Athletes such as heptathlete Dame Jessica Ennis-Hill, long jumper Greg Rutherford and swimmer Michael Phelps are now prominent figures on social media.
A case of ambush marketing took place during the 2016 Rio Olympic Games.
According to The Guardian, BEATS BY DR DRE headphones were successfully distributed to U.K. athletes including tennis player Laura Robson and diver Tom Daley.
The music company successfully “skirted” the strict rules on ambush marketing by sending British team members “special versions” of the BEATS range by branding them in union flag colors.
The athletes tweeted that they had received them. Footballer Jack Butland said: “Love my GB Beats by Dre.”
During important sporting events, companies may use social media to ambush market—but will this be the case in the 2018 Russia World Cup?
“Social media are more popular now and will be even more popular next year, so I certainly expect we will have some cases of ambush marketing on social media. You will have to wait and see,” says Mr. Motsnyi.
Ms. Gulyaeva adds that “social media sites react fairly quickly if rights owners approach them—they can block or delete the content, depending on the demands filed by the rights holder.”
On social media it is much easier to place advertisements or content which would potentially be ambush marketing, she notes, and this content would be available for “quite some time before it’s blocked, if it’s not caught immediately.”
Russia has legislation on trademark protection that has been enforced for many years. Part IV of the Civil Code of Russia, chapter 76, paragraph 2 is specifically designed for trademark protection.
A law has been created specifically for the 2018 World Cup: the Law on Organization and Conduct of the Football Word Cup 2018, says Mr. Motsnyi.
“That law is designed to deal with the World Cup. What it does, among other things, is set up some standards of advertising during the event; it also sets up provisions and rules relating to IP rights.
“This law is an addition to all other pieces of legislation,” he adds.
There are specific requirements for advertising before, during and after the World Cup.
Ms. Gulyaeva says that trademark holders “should not be shy” and should be “very encouraged” to take action.
“It is important for Russia as a host of the World Cup that every company who feels that its IP rights are infringed may rely on the support of state authorities,” she adds.

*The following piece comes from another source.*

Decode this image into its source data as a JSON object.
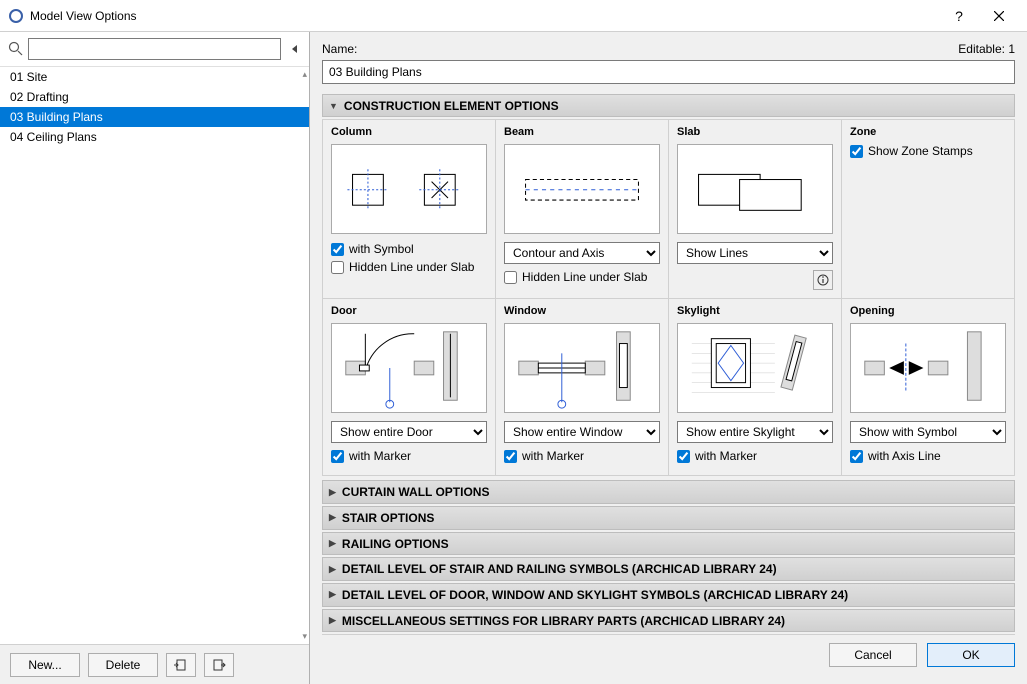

The FIFA Confederations Cup, which is taking place this year, will be “the first test of how the enforcement works—soon we will have first results,” Ms. Gulyaeva adds.
The tournament, which is staged every four years and is considered a rehearsal for the FIFA World Cup, will begin on Saturday, June 17 and end on Saturday, July 2.
In its Board Resolution, INTA recommended a set of principles and guidelines that countries planning to adopt ambush marketing legislation should follow.
Countries should consult with the potentially affected parties before the adoption of the legislation, according to INTA, and the effect of the legislation on trademark applications should be taken into account.
Restricted ambush marketing activities should be clearly defined and limited in scope so that only commercial activities that create or are likely to create a false implication of sponsorship among the public are prohibited.
INTA also recommended that the special protections granted to organizers and sponsors be time-limited and that remedies in the legislation should minimize the risk of sponsors using “overreaching rights of action to the detriment of bona fide trademark owners.”
So while pulling on your country’s shirt may be the greatest honor a footballer can have, a different type of honor extends not only to the World Cup sponsors, but also to legislators—to ensure they strike the right balance when seeking to restrict advertising opportunities.
Ambush, Marketing, Striking, Balance, INTA